Santoro A. Confouding factors in assessment of delivered hemodialysis dose. Kidney Int 2000; 58
Skorecki K, Green J, Brenner BM. Mechanisms of chronic renal failure. Kasper DL, Fauci AS, Longo DL, et al.
(eds) Harrison's principles of internal medicine
. 16th ed. USA: The McGraw-Hill Companies; 2005. 1654-1663.
National Kidney Foundation/Kidney Disease Outcomes Quality Initiative (NKF/KDOQI). Clinical practice guidelines and clinical practice recommendations for diabetes and chronic kidney disease. Am J Kidney Dis 2007; 49
Afifi A, El Setouhy M, El Sharkawy M, et al.
Diabetic nephropathy as a cause of end-stage renal disease in Egypt: a six-year study. East Mediterr Health J 2004; 10
Leypoldt JK, Cheung AK. Evaluating volume status in hemodialysis patients. Adv Renal Replacement Ther 1998; 5
Sherman RA. Intra-dialytic hypotension: an overview of recent unresolved and overlooked issues. Semin Dial 2002; 15
Pisoni RL, Young EW, et al.
Anemia management for hemodialysis patients: kidney disease outcomes quality initiative (K/DOQI) guidelines and dialysis outcomes and practice patterns study (DOPPS) findings. Am J Kidney Dis 2004; 44
Panagoutsos SA, Yannatos EV, et al.

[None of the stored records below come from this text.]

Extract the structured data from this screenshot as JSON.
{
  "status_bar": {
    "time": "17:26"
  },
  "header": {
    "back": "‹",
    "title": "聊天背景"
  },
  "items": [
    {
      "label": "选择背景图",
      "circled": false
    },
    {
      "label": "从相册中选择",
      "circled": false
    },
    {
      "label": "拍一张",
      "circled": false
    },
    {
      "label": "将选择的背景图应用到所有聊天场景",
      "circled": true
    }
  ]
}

Effect of hemodialysis dose on anemia, hypertension and nutrition. Ren Fail 2002; 24
Ahmad T, Wahba K, Mohamed A, et al.
Association between dialysis dose improvement and nutritional status among hemodialysis patients. Am J Nephrol 2007; 27
Lindsay RM, Spanner E. A hypothesis: the protein catabolic rate is dependent upon the type and amount of treatment in dialyzed uremic patients. Am J Kidney Dis 1989; 5

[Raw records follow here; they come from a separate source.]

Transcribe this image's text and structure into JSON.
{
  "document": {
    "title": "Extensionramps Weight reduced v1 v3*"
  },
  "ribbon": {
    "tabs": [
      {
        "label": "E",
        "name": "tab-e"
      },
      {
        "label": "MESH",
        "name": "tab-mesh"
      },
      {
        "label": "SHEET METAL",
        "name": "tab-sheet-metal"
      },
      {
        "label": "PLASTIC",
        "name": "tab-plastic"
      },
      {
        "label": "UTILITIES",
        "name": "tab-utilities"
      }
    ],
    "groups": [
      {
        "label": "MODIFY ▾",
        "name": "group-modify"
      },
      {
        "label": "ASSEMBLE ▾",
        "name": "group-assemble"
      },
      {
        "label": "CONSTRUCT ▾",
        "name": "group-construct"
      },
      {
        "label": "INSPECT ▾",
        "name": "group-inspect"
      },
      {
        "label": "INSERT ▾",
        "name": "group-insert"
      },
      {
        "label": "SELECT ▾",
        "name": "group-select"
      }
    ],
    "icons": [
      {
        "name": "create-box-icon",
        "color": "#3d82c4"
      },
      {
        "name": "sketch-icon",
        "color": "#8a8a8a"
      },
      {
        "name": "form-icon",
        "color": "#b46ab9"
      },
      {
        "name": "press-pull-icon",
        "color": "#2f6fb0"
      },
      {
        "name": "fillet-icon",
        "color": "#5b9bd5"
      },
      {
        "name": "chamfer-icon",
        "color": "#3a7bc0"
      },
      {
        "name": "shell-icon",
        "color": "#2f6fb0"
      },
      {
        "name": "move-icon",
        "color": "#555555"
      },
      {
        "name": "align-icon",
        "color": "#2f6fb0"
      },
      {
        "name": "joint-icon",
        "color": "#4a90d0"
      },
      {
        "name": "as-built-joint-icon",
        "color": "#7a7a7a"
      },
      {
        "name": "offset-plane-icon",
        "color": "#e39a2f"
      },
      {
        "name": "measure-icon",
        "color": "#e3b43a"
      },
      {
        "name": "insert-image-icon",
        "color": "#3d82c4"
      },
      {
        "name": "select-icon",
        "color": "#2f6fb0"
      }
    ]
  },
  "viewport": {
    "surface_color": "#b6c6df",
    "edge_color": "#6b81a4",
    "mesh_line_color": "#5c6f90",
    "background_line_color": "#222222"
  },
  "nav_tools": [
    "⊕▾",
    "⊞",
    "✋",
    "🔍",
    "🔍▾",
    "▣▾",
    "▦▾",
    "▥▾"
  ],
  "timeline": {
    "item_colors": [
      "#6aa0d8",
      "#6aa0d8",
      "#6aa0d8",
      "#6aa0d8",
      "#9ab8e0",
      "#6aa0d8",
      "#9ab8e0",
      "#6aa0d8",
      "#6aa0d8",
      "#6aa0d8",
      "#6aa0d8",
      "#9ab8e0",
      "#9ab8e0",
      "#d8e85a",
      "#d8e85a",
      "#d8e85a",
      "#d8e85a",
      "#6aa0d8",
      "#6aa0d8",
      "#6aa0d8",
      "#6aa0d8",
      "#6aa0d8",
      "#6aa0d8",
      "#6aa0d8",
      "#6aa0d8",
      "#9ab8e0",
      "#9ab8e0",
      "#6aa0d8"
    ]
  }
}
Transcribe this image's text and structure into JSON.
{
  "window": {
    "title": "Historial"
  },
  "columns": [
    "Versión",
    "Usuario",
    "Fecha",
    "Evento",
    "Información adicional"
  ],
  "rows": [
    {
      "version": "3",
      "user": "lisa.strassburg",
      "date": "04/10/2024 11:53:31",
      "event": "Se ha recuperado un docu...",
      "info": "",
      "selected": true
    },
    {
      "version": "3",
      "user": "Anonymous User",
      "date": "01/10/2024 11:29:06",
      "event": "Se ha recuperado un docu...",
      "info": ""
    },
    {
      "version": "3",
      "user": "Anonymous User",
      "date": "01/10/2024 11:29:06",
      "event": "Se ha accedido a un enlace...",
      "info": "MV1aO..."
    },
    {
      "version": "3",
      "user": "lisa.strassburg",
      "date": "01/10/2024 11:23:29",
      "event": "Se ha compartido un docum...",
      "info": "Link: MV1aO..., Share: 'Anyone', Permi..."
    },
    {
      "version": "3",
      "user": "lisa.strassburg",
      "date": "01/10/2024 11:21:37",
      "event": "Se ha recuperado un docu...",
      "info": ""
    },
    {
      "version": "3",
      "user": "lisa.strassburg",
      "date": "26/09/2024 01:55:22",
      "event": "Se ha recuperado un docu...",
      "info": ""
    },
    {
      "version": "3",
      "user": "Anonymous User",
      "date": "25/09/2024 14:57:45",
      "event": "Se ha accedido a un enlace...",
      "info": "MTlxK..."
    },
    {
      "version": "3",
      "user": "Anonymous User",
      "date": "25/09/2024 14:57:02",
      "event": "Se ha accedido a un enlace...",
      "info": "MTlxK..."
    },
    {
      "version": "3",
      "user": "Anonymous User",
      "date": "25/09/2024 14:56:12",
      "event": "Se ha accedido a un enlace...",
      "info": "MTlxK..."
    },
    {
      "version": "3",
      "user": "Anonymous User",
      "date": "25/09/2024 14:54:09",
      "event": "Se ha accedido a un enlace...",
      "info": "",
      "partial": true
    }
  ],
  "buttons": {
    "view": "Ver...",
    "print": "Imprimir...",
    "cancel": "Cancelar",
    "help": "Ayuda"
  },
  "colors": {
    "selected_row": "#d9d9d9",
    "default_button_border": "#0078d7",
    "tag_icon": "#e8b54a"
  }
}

Manns BJ, Johnson JA, et al.
Dialysis adequacy and health related quality of life in hemodialysis patients. ASAIO J 2002; 48
Benz RL, Pressman MR, et al.

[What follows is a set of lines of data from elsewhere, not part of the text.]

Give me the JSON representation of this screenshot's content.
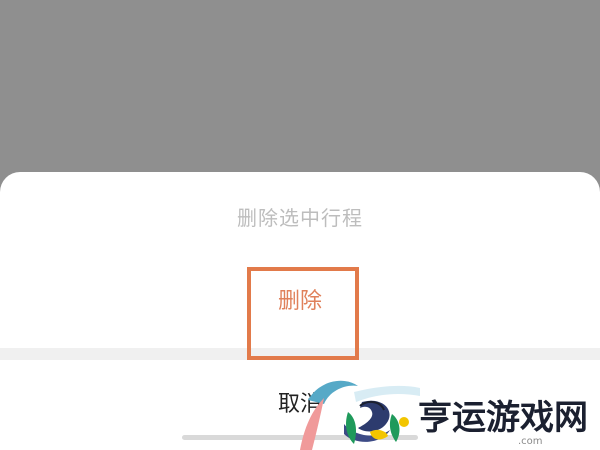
{
  "action_sheet": {
    "title": "删除选中行程",
    "delete_label": "删除",
    "cancel_label": "取消"
  },
  "watermark": {
    "brand": "亨运游戏网",
    "domain": ".com"
  },
  "colors": {
    "overlay": "#8f8f8f",
    "delete": "#e0815b",
    "highlight": "#e27a4a",
    "title": "#bdbdbd"
  }
}
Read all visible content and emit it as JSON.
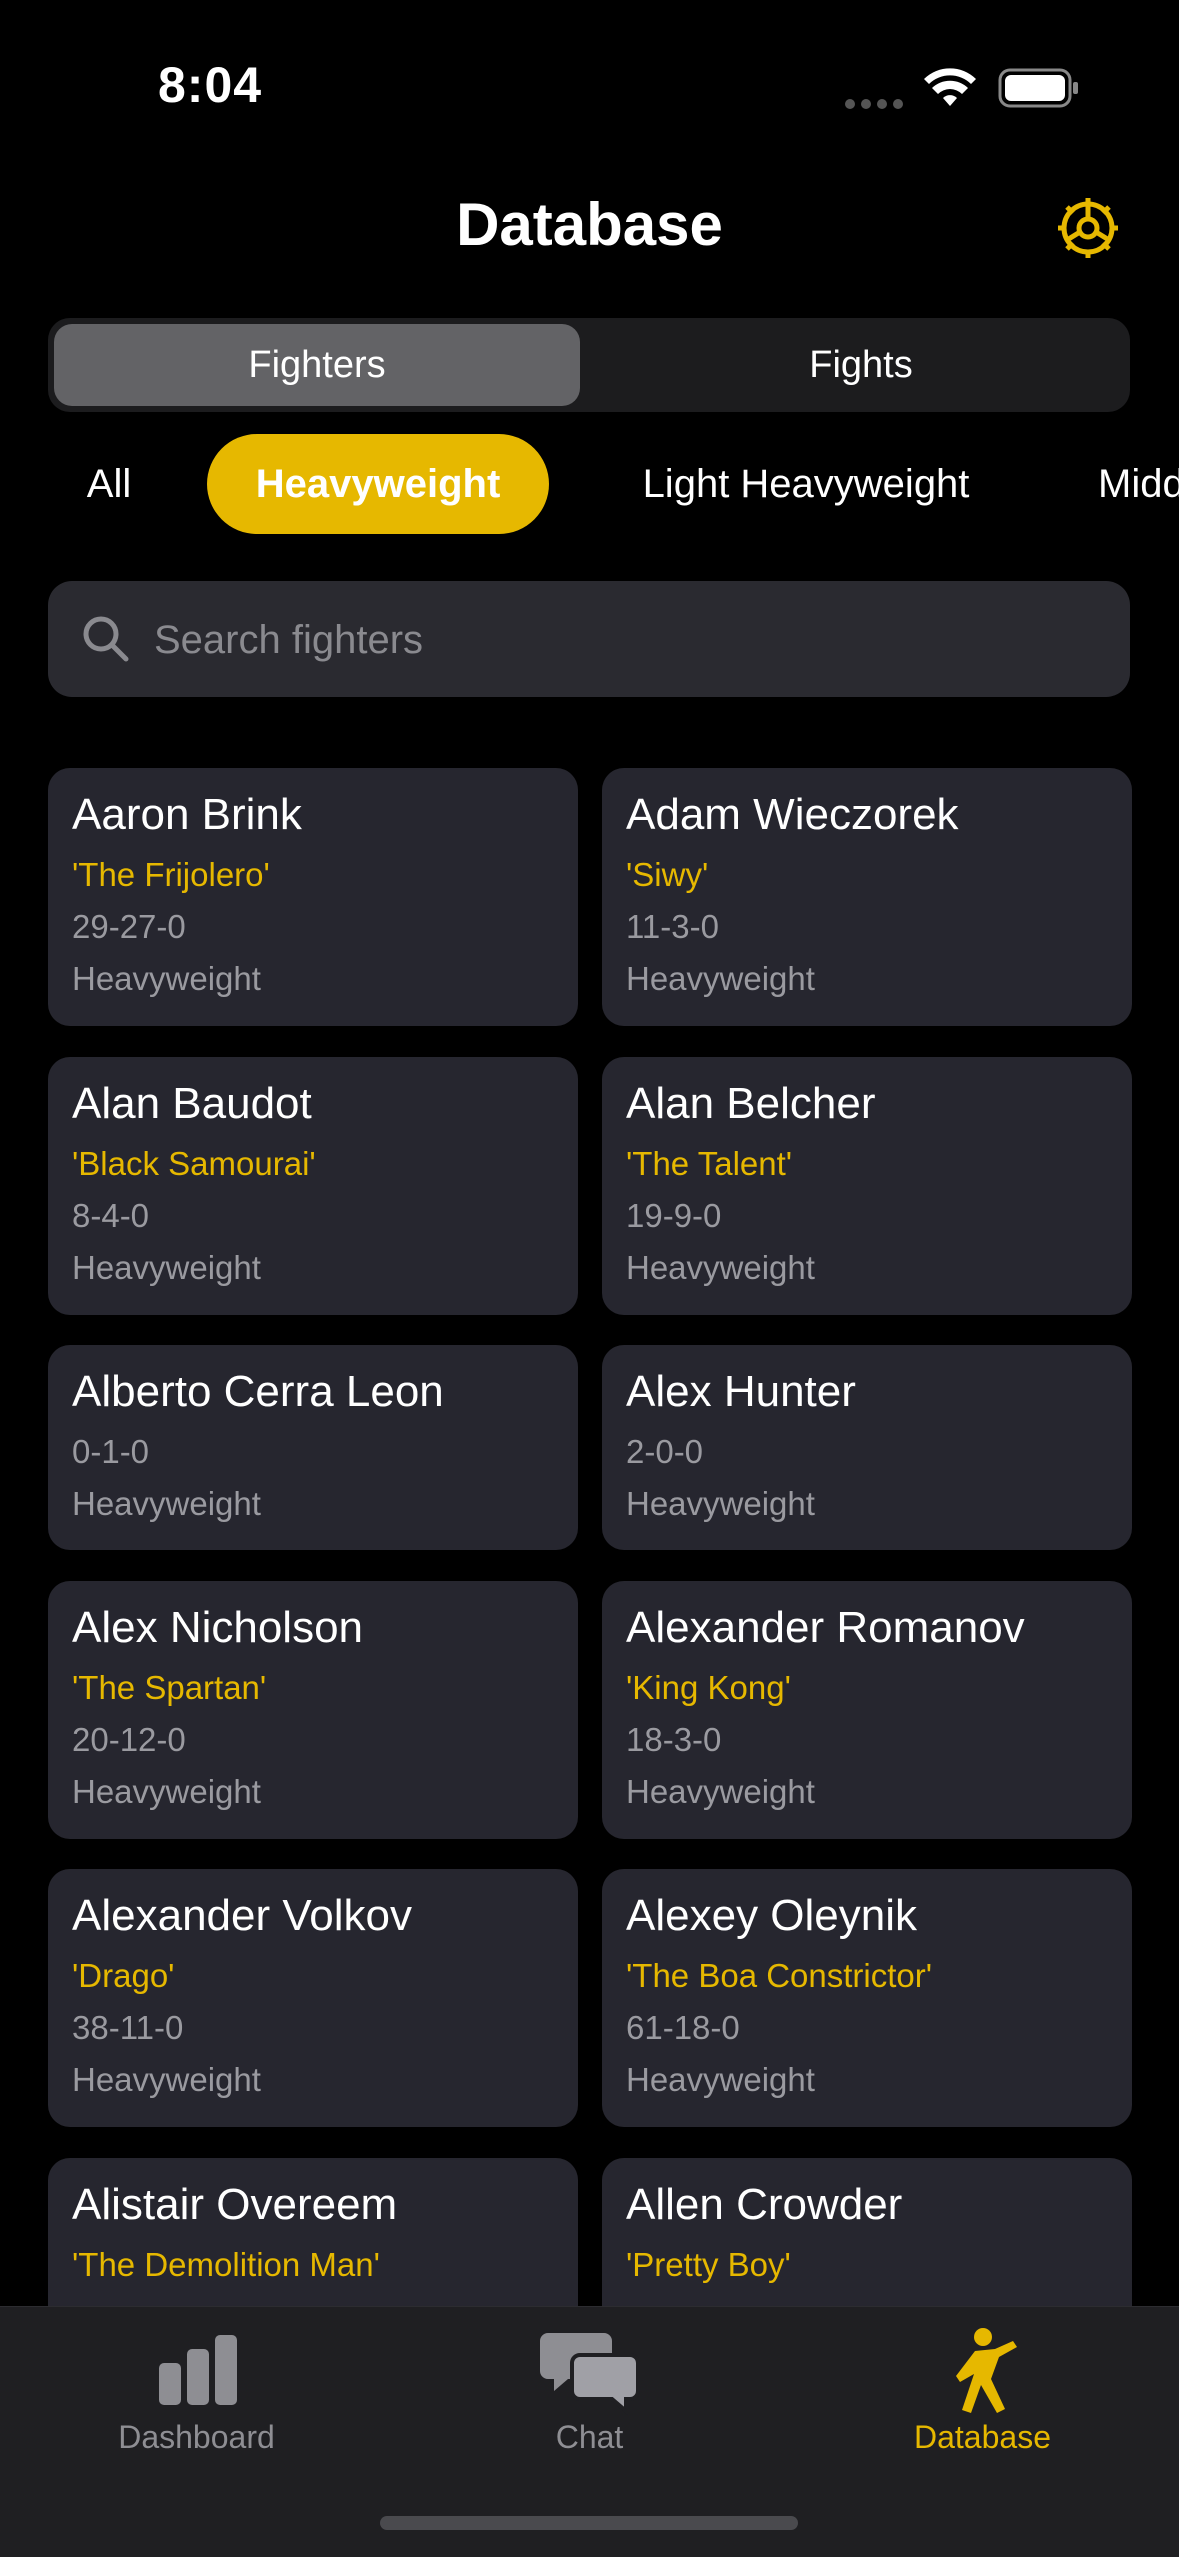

Potential novel predictors of mortality in end-stage renal disease patients with sleep disorders. Am J Kidney Dis 2000; 35
McGregor DO, Buttimore AL, Nicholls MG, et al.
Ambulatory blood pressure monitoring in patients receiving long, slow home hemodialysis. Nephrol Dial Transplant 1999; 14
Rahman M, Fu P, Sehgal AR, et al.
Interdialytic weight gain, compliance with dialysis regimen, and age are independent predictors of blood pressure in hemodialysis patients. Am J Kidney Dis 2000; 35
Charra B, Calemard E, Laurent G. Importance of treatment time and blood pressure control in achieving long-term survival on dialysis. Am J Nephrol 1996; 16
[Table 1], [Table 2], [Table 3], [Table 4], [Table 5], [Table 6], [Table 7], [Table 8]